**WHAT YOU WILL DO**
The records that follow are to be given again exactly.

**Component data from apps and pages**
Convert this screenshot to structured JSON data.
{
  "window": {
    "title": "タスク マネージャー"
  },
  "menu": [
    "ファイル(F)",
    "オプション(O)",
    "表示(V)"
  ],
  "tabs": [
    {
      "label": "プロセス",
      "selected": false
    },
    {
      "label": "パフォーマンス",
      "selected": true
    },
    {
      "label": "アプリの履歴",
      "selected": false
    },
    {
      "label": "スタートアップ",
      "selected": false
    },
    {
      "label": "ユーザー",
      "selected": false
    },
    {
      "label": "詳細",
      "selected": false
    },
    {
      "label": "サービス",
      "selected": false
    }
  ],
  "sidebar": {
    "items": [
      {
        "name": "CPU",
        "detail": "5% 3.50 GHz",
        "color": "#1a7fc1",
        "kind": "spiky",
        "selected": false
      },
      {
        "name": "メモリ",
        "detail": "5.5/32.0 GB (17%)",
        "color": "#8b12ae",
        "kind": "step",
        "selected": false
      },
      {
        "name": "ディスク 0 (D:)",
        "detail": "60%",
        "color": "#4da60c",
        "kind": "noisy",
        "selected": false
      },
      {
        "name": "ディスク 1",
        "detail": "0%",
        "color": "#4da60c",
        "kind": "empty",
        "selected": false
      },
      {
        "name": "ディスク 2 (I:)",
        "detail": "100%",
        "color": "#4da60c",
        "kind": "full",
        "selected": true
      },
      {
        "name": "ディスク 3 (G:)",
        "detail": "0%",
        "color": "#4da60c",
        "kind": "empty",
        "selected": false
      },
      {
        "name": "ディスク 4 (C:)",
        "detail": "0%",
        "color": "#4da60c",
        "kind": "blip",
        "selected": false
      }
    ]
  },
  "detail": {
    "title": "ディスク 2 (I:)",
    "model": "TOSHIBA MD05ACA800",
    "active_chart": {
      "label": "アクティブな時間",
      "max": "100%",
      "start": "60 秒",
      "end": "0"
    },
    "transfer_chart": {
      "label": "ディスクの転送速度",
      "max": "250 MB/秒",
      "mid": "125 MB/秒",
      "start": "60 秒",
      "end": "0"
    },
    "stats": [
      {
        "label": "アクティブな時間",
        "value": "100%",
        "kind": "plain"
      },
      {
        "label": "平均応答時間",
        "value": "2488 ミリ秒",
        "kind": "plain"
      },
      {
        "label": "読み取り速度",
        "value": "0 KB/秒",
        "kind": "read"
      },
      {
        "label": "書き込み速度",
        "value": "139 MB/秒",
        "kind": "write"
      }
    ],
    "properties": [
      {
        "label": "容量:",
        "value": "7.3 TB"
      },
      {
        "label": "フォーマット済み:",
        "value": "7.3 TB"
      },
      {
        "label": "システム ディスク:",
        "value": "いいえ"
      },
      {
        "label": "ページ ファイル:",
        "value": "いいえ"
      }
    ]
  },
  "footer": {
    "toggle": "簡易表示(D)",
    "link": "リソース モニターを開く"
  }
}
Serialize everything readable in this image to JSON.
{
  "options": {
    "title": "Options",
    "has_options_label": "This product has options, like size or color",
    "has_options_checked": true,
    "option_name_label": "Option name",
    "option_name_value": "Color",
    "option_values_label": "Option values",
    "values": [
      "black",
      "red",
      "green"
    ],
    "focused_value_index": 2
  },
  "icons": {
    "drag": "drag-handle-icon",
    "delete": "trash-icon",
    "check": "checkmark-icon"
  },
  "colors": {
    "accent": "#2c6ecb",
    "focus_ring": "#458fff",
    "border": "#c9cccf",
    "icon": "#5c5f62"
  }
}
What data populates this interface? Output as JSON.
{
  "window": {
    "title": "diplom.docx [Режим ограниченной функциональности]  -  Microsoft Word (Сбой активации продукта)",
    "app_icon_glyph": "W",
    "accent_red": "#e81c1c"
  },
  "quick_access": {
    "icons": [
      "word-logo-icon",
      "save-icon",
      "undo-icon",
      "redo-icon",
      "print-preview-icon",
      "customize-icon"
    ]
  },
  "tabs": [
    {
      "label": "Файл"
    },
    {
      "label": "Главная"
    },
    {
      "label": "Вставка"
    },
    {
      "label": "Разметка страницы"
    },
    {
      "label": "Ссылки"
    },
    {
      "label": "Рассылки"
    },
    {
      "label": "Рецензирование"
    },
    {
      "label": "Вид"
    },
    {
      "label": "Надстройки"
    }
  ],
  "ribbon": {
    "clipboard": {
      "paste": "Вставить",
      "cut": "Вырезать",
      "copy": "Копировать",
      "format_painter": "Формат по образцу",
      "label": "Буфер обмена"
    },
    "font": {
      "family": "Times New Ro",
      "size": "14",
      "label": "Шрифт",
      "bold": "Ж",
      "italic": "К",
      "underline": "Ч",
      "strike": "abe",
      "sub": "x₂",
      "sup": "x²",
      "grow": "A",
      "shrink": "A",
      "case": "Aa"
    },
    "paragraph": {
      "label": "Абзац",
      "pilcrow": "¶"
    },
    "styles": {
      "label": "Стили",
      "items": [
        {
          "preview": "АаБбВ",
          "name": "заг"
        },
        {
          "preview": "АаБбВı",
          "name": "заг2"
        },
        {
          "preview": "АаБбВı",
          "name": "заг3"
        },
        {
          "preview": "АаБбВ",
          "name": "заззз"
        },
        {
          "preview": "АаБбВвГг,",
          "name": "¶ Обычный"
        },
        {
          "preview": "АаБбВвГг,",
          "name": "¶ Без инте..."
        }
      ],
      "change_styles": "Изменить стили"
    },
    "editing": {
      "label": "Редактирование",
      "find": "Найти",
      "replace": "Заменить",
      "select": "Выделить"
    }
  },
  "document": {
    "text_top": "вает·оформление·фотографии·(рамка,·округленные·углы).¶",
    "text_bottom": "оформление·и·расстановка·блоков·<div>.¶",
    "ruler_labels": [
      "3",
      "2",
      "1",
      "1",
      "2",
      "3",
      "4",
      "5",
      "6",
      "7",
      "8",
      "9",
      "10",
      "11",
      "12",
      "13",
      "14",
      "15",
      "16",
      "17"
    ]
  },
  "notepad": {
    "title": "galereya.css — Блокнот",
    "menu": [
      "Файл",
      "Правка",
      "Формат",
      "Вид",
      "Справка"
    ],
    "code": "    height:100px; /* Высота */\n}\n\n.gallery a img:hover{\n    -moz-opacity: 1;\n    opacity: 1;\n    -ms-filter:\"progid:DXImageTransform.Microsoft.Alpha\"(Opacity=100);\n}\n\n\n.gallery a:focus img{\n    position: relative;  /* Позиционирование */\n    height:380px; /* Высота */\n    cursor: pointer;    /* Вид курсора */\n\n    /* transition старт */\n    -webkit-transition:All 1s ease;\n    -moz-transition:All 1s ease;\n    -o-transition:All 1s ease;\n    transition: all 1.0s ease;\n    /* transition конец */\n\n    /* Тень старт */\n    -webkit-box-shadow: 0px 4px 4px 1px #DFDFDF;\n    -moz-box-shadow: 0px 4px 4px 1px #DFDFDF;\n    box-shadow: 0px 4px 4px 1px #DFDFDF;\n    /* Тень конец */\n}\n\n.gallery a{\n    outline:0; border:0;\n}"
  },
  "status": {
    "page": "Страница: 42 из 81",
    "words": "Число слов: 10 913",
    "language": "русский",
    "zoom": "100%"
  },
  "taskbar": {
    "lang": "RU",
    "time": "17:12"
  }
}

**TASK ANSWER**
Convert this screenshot to structured JSON data.
{
  "window": {
    "title": "タスク マネージャー"
  },
  "menu": [
    "ファイル(F)",
    "オプション(O)",
    "表示(V)"
  ],
  "tabs": [
    {
      "label": "プロセス",
      "selected": false
    },
    {
      "label": "パフォーマンス",
      "selected": true
    },
    {
      "label": "アプリの履歴",
      "selected": false
    },
    {
      "label": "スタートアップ",
      "selected": false
    },
    {
      "label": "ユーザー",
      "selected": false
    },
    {
      "label": "詳細",
      "selected": false
    },
    {
      "label": "サービス",
      "selected": false
    }
  ],
  "sidebar": {
    "items": [
      {
        "name": "CPU",
        "detail": "5% 3.50 GHz",
        "color": "#1a7fc1",
        "kind": "spiky",
        "selected": false
      },
      {
        "name": "メモリ",
        "detail": "5.5/32.0 GB (17%)",
        "color": "#8b12ae",
        "kind": "step",
        "selected": false
      },
      {
        "name": "ディスク 0 (D:)",
        "detail": "60%",
        "color": "#4da60c",
        "kind": "noisy",
        "selected": false
      },
      {
        "name": "ディスク 1",
        "detail": "0%",
        "color": "#4da60c",
        "kind": "empty",
        "selected": false
      },
      {
        "name": "ディスク 2 (I:)",
        "detail": "100%",
        "color": "#4da60c",
        "kind": "full",
        "selected": true
      },
      {
        "name": "ディスク 3 (G:)",
        "detail": "0%",
        "color": "#4da60c",
        "kind": "empty",
        "selected": false
      },
      {
        "name": "ディスク 4 (C:)",
        "detail": "0%",
        "color": "#4da60c",
        "kind": "blip",
        "selected": false
      }
    ]
  },
  "detail": {
    "title": "ディスク 2 (I:)",
    "model": "TOSHIBA MD05ACA800",
    "active_chart": {
      "label": "アクティブな時間",
      "max": "100%",
      "start": "60 秒",
      "end": "0"
    },
    "transfer_chart": {
      "label": "ディスクの転送速度",
      "max": "250 MB/秒",
      "mid": "125 MB/秒",
      "start": "60 秒",
      "end": "0"
    },
    "stats": [
      {
        "label": "アクティブな時間",
        "value": "100%",
        "kind": "plain"
      },
      {
        "label": "平均応答時間",
        "value": "2488 ミリ秒",
        "kind": "plain"
      },
      {
        "label": "読み取り速度",
        "value": "0 KB/秒",
        "kind": "read"
      },
      {
        "label": "書き込み速度",
        "value": "139 MB/秒",
        "kind": "write"
      }
    ],
    "properties": [
      {
        "label": "容量:",
        "value": "7.3 TB"
      },
      {
        "label": "フォーマット済み:",
        "value": "7.3 TB"
      },
      {
        "label": "システム ディスク:",
        "value": "いいえ"
      },
      {
        "label": "ページ ファイル:",
        "value": "いいえ"
      }
    ]
  },
  "footer": {
    "toggle": "簡易表示(D)",
    "link": "リソース モニターを開く"
  }
}
Serialize everything readable in this image to JSON.
{
  "options": {
    "title": "Options",
    "has_options_label": "This product has options, like size or color",
    "has_options_checked": true,
    "option_name_label": "Option name",
    "option_name_value": "Color",
    "option_values_label": "Option values",
    "values": [
      "black",
      "red",
      "green"
    ],
    "focused_value_index": 2
  },
  "icons": {
    "drag": "drag-handle-icon",
    "delete": "trash-icon",
    "check": "checkmark-icon"
  },
  "colors": {
    "accent": "#2c6ecb",
    "focus_ring": "#458fff",
    "border": "#c9cccf",
    "icon": "#5c5f62"
  }
}
What data populates this interface? Output as JSON.
{
  "window": {
    "title": "diplom.docx [Режим ограниченной функциональности]  -  Microsoft Word (Сбой активации продукта)",
    "app_icon_glyph": "W",
    "accent_red": "#e81c1c"
  },
  "quick_access": {
    "icons": [
      "word-logo-icon",
      "save-icon",
      "undo-icon",
      "redo-icon",
      "print-preview-icon",
      "customize-icon"
    ]
  },
  "tabs": [
    {
      "label": "Файл"
    },
    {
      "label": "Главная"
    },
    {
      "label": "Вставка"
    },
    {
      "label": "Разметка страницы"
    },
    {
      "label": "Ссылки"
    },
    {
      "label": "Рассылки"
    },
    {
      "label": "Рецензирование"
    },
    {
      "label": "Вид"
    },
    {
      "label": "Надстройки"
    }
  ],
  "ribbon": {
    "clipboard": {
      "paste": "Вставить",
      "cut": "Вырезать",
      "copy": "Копировать",
      "format_painter": "Формат по образцу",
      "label": "Буфер обмена"
    },
    "font": {
      "family": "Times New Ro",
      "size": "14",
      "label": "Шрифт",
      "bold": "Ж",
      "italic": "К",
      "underline": "Ч",
      "strike": "abe",
      "sub": "x₂",
      "sup": "x²",
      "grow": "A",
      "shrink": "A",
      "case": "Aa"
    },
    "paragraph": {
      "label": "Абзац",
      "pilcrow": "¶"
    },
    "styles": {
      "label": "Стили",
      "items": [
        {
          "preview": "АаБбВ",
          "name": "заг"
        },
        {
          "preview": "АаБбВı",
          "name": "заг2"
        },
        {
          "preview": "АаБбВı",
          "name": "заг3"
        },
        {
          "preview": "АаБбВ",
          "name": "заззз"
        },
        {
          "preview": "АаБбВвГг,",
          "name": "¶ Обычный"
        },
        {
          "preview": "АаБбВвГг,",
          "name": "¶ Без инте..."
        }
      ],
      "change_styles": "Изменить стили"
    },
    "editing": {
      "label": "Редактирование",
      "find": "Найти",
      "replace": "Заменить",
      "select": "Выделить"
    }
  },
  "document": {
    "text_top": "вает·оформление·фотографии·(рамка,·округленные·углы).¶",
    "text_bottom": "оформление·и·расстановка·блоков·<div>.¶",
    "ruler_labels": [
      "3",
      "2",
      "1",
      "1",
      "2",
      "3",
      "4",
      "5",
      "6",
      "7",
      "8",
      "9",
      "10",
      "11",
      "12",
      "13",
      "14",
      "15",
      "16",
      "17"
    ]
  },
  "notepad": {
    "title": "galereya.css — Блокнот",
    "menu": [
      "Файл",
      "Правка",
      "Формат",
      "Вид",
      "Справка"
    ],
    "code": "    height:100px; /* Высота */\n}\n\n.gallery a img:hover{\n    -moz-opacity: 1;\n    opacity: 1;\n    -ms-filter:\"progid:DXImageTransform.Microsoft.Alpha\"(Opacity=100);\n}\n\n\n.gallery a:focus img{\n    position: relative;  /* Позиционирование */\n    height:380px; /* Высота */\n    cursor: pointer;    /* Вид курсора */\n\n    /* transition старт */\n    -webkit-transition:All 1s ease;\n    -moz-transition:All 1s ease;\n    -o-transition:All 1s ease;\n    transition: all 1.0s ease;\n    /* transition конец */\n\n    /* Тень старт */\n    -webkit-box-shadow: 0px 4px 4px 1px #DFDFDF;\n    -moz-box-shadow: 0px 4px 4px 1px #DFDFDF;\n    box-shadow: 0px 4px 4px 1px #DFDFDF;\n    /* Тень конец */\n}\n\n.gallery a{\n    outline:0; border:0;\n}"
  },
  "status": {
    "page": "Страница: 42 из 81",
    "words": "Число слов: 10 913",
    "language": "русский",
    "zoom": "100%"
  },
  "taskbar": {
    "lang": "RU",
    "time": "17:12"
  }
}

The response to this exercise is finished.